» What is required
Write out each record below, word for word.

» Material for this exercise
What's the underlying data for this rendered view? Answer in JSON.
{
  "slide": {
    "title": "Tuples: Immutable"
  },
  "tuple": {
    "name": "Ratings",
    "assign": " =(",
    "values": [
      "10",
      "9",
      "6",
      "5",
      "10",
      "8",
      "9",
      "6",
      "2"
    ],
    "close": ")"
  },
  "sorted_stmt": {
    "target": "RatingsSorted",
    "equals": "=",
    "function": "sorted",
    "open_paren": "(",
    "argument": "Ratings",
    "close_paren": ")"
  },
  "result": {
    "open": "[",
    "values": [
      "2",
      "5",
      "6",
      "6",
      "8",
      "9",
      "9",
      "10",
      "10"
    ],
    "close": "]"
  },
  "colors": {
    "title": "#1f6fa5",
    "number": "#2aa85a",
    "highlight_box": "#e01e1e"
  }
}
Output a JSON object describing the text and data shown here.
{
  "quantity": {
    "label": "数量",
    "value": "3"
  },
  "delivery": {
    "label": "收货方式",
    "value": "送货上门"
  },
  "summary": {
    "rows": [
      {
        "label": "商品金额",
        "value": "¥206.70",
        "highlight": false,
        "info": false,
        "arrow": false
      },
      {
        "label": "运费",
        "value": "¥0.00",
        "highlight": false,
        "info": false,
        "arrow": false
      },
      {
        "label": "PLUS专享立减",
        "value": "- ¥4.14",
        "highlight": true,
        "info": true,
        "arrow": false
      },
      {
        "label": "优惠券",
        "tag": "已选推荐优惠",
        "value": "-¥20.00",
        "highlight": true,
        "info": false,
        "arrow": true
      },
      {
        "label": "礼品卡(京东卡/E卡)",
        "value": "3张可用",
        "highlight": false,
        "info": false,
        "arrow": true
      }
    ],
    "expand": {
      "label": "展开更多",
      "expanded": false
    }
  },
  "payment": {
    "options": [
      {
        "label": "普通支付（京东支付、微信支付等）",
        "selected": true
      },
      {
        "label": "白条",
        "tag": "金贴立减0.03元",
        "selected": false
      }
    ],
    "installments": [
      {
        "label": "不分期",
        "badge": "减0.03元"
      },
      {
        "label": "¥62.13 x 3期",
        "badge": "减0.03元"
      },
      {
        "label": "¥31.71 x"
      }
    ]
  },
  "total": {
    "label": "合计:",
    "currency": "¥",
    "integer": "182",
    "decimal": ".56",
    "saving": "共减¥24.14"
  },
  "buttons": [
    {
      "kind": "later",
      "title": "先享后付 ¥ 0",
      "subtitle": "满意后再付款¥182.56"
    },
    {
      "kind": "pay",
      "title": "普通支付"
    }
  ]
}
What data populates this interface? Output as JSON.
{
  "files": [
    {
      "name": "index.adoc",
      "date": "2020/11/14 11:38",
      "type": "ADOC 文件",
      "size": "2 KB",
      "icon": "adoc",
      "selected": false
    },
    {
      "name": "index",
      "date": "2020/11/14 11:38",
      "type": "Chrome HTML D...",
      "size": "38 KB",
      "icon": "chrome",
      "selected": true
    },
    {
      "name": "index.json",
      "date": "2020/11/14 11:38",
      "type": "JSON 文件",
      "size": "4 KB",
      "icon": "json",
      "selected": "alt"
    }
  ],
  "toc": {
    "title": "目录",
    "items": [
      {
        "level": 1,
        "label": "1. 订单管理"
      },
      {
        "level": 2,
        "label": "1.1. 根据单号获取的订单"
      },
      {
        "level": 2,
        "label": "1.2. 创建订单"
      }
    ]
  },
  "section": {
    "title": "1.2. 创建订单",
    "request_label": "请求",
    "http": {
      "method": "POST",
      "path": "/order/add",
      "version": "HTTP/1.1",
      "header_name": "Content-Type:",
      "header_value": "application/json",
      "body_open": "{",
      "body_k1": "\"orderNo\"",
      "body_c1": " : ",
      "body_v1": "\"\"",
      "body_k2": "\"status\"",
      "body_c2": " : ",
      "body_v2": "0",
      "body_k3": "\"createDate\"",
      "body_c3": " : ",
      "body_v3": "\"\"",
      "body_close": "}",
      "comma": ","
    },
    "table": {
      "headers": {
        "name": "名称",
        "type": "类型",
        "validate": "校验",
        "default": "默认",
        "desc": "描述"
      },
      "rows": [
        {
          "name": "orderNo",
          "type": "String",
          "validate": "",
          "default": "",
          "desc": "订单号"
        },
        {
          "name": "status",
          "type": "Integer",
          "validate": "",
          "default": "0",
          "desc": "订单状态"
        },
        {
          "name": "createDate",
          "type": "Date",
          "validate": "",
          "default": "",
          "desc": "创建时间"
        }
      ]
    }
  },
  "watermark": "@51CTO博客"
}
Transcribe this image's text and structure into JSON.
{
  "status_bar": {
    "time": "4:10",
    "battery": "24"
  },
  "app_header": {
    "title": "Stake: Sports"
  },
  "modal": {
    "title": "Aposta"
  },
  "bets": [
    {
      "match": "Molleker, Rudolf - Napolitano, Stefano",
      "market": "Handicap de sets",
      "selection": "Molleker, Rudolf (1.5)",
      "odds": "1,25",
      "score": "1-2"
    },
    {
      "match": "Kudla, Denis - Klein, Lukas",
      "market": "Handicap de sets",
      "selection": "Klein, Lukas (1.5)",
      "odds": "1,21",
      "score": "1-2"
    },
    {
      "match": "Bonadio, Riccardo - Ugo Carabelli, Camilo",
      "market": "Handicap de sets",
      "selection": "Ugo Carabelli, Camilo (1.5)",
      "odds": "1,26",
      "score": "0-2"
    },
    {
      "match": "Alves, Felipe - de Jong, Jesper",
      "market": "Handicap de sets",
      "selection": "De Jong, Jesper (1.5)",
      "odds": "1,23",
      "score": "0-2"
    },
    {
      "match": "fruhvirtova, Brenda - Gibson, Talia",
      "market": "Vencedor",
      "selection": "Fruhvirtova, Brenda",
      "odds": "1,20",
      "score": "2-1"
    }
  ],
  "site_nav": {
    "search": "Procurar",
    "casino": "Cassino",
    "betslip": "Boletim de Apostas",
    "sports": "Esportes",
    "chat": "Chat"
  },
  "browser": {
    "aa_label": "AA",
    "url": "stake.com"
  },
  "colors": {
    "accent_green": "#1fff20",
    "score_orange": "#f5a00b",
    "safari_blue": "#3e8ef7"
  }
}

» Task solution
What's the underlying data for this rendered view? Answer in JSON.
{
  "slide": {
    "title": "Tuples: Immutable"
  },
  "tuple": {
    "name": "Ratings",
    "assign": " =(",
    "values": [
      "10",
      "9",
      "6",
      "5",
      "10",
      "8",
      "9",
      "6",
      "2"
    ],
    "close": ")"
  },
  "sorted_stmt": {
    "target": "RatingsSorted",
    "equals": "=",
    "function": "sorted",
    "open_paren": "(",
    "argument": "Ratings",
    "close_paren": ")"
  },
  "result": {
    "open": "[",
    "values": [
      "2",
      "5",
      "6",
      "6",
      "8",
      "9",
      "9",
      "10",
      "10"
    ],
    "close": "]"
  },
  "colors": {
    "title": "#1f6fa5",
    "number": "#2aa85a",
    "highlight_box": "#e01e1e"
  }
}
Output a JSON object describing the text and data shown here.
{
  "quantity": {
    "label": "数量",
    "value": "3"
  },
  "delivery": {
    "label": "收货方式",
    "value": "送货上门"
  },
  "summary": {
    "rows": [
      {
        "label": "商品金额",
        "value": "¥206.70",
        "highlight": false,
        "info": false,
        "arrow": false
      },
      {
        "label": "运费",
        "value": "¥0.00",
        "highlight": false,
        "info": false,
        "arrow": false
      },
      {
        "label": "PLUS专享立减",
        "value": "- ¥4.14",
        "highlight": true,
        "info": true,
        "arrow": false
      },
      {
        "label": "优惠券",
        "tag": "已选推荐优惠",
        "value": "-¥20.00",
        "highlight": true,
        "info": false,
        "arrow": true
      },
      {
        "label": "礼品卡(京东卡/E卡)",
        "value": "3张可用",
        "highlight": false,
        "info": false,
        "arrow": true
      }
    ],
    "expand": {
      "label": "展开更多",
      "expanded": false
    }
  },
  "payment": {
    "options": [
      {
        "label": "普通支付（京东支付、微信支付等）",
        "selected": true
      },
      {
        "label": "白条",
        "tag": "金贴立减0.03元",
        "selected": false
      }
    ],
    "installments": [
      {
        "label": "不分期",
        "badge": "减0.03元"
      },
      {
        "label": "¥62.13 x 3期",
        "badge": "减0.03元"
      },
      {
        "label": "¥31.71 x"
      }
    ]
  },
  "total": {
    "label": "合计:",
    "currency": "¥",
    "integer": "182",
    "decimal": ".56",
    "saving": "共减¥24.14"
  },
  "buttons": [
    {
      "kind": "later",
      "title": "先享后付 ¥ 0",
      "subtitle": "满意后再付款¥182.56"
    },
    {
      "kind": "pay",
      "title": "普通支付"
    }
  ]
}
What data populates this interface? Output as JSON.
{
  "files": [
    {
      "name": "index.adoc",
      "date": "2020/11/14 11:38",
      "type": "ADOC 文件",
      "size": "2 KB",
      "icon": "adoc",
      "selected": false
    },
    {
      "name": "index",
      "date": "2020/11/14 11:38",
      "type": "Chrome HTML D...",
      "size": "38 KB",
      "icon": "chrome",
      "selected": true
    },
    {
      "name": "index.json",
      "date": "2020/11/14 11:38",
      "type": "JSON 文件",
      "size": "4 KB",
      "icon": "json",
      "selected": "alt"
    }
  ],
  "toc": {
    "title": "目录",
    "items": [
      {
        "level": 1,
        "label": "1. 订单管理"
      },
      {
        "level": 2,
        "label": "1.1. 根据单号获取的订单"
      },
      {
        "level": 2,
        "label": "1.2. 创建订单"
      }
    ]
  },
  "section": {
    "title": "1.2. 创建订单",
    "request_label": "请求",
    "http": {
      "method": "POST",
      "path": "/order/add",
      "version": "HTTP/1.1",
      "header_name": "Content-Type:",
      "header_value": "application/json",
      "body_open": "{",
      "body_k1": "\"orderNo\"",
      "body_c1": " : ",
      "body_v1": "\"\"",
      "body_k2": "\"status\"",
      "body_c2": " : ",
      "body_v2": "0",
      "body_k3": "\"createDate\"",
      "body_c3": " : ",
      "body_v3": "\"\"",
      "body_close": "}",
      "comma": ","
    },
    "table": {
      "headers": {
        "name": "名称",
        "type": "类型",
        "validate": "校验",
        "default": "默认",
        "desc": "描述"
      },
      "rows": [
        {
          "name": "orderNo",
          "type": "String",
          "validate": "",
          "default": "",
          "desc": "订单号"
        },
        {
          "name": "status",
          "type": "Integer",
          "validate": "",
          "default": "0",
          "desc": "订单状态"
        },
        {
          "name": "createDate",
          "type": "Date",
          "validate": "",
          "default": "",
          "desc": "创建时间"
        }
      ]
    }
  },
  "watermark": "@51CTO博客"
}
Transcribe this image's text and structure into JSON.
{
  "status_bar": {
    "time": "4:10",
    "battery": "24"
  },
  "app_header": {
    "title": "Stake: Sports"
  },
  "modal": {
    "title": "Aposta"
  },
  "bets": [
    {
      "match": "Molleker, Rudolf - Napolitano, Stefano",
      "market": "Handicap de sets",
      "selection": "Molleker, Rudolf (1.5)",
      "odds": "1,25",
      "score": "1-2"
    },
    {
      "match": "Kudla, Denis - Klein, Lukas",
      "market": "Handicap de sets",
      "selection": "Klein, Lukas (1.5)",
      "odds": "1,21",
      "score": "1-2"
    },
    {
      "match": "Bonadio, Riccardo - Ugo Carabelli, Camilo",
      "market": "Handicap de sets",
      "selection": "Ugo Carabelli, Camilo (1.5)",
      "odds": "1,26",
      "score": "0-2"
    },
    {
      "match": "Alves, Felipe - de Jong, Jesper",
      "market": "Handicap de sets",
      "selection": "De Jong, Jesper (1.5)",
      "odds": "1,23",
      "score": "0-2"
    },
    {
      "match": "fruhvirtova, Brenda - Gibson, Talia",
      "market": "Vencedor",
      "selection": "Fruhvirtova, Brenda",
      "odds": "1,20",
      "score": "2-1"
    }
  ],
  "site_nav": {
    "search": "Procurar",
    "casino": "Cassino",
    "betslip": "Boletim de Apostas",
    "sports": "Esportes",
    "chat": "Chat"
  },
  "browser": {
    "aa_label": "AA",
    "url": "stake.com"
  },
  "colors": {
    "accent_green": "#1fff20",
    "score_orange": "#f5a00b",
    "safari_blue": "#3e8ef7"
  }
}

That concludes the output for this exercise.